- The Pillar Churn, named for the walled pillar that stands under a mine shaft, but attractive for the lake and ochre ceiling.
- The lake is clearly man made, with a dam holding back the water.
- A very natural passage, with some flowstone; the Frozen Waterfall. OK, it wasn't that good.
- A selection of tools for drilling shot-holes, used for blasting.
- Natural alcoves at the Pottery Churn, with all surfaces mined for ochre or iron.
- Fireplace or kiln at the Christmas Churn.
- No trip to the area would be complete without a visit to the ancient woodlands of the Forest of Dean, with it's tall trees.
- View over Symonds Yat West, and the Wye Rapids (bottom-left). On the far left is The Slaughter, an area of the forest that holds many of the area's big caves and the major resurgences. Above Symonds Yat West is the Great Doward hill (about 200 metres).

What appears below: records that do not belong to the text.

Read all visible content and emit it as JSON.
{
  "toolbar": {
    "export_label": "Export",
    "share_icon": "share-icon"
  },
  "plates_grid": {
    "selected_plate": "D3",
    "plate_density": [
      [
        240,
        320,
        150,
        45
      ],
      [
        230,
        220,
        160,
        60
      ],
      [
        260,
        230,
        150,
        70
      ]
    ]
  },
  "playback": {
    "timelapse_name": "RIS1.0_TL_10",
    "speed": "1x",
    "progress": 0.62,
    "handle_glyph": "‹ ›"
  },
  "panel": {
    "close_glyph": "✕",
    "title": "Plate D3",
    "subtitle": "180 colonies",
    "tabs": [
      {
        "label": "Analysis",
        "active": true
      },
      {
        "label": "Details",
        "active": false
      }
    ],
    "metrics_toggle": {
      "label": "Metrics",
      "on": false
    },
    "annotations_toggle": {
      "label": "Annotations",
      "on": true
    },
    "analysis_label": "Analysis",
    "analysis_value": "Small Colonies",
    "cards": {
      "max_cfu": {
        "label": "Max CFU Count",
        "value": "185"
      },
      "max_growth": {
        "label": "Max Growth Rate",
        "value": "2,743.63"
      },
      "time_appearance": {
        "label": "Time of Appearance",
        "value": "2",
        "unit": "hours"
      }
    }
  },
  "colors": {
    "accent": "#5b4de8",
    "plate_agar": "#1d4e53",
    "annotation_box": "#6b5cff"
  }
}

- The spectacular 320° view from Symonds Yat Rock, one of the classic views of the Wye Valley. This is made from two separate panoramas taken on either side of the rock, totalling 11 pictures. On three sides there are cliffs, with those on the left being hidden under the tops of the huge trees, and those on the right dropping 120 metres in stages down to the river. On the right are the Coldwell, Quarry, Ship and Needle Rocks, while the river forms huge meanders around The Windles (about 200 metres) on the right and Huntsham Hill (144 metres) in the middle. Between The Windles and Huntsham Hill is Goodrich, with Ross on Wye beyond it.
- Wood mouse feeding at the rock.
- Heading into the Wye below Monmouth, looking towards Redbrook.
- Below here, the river forms the border between England (left) and Wales (right). This is near Llandogo, and this part of the valley has been covered in other galleries, so that's all, folks.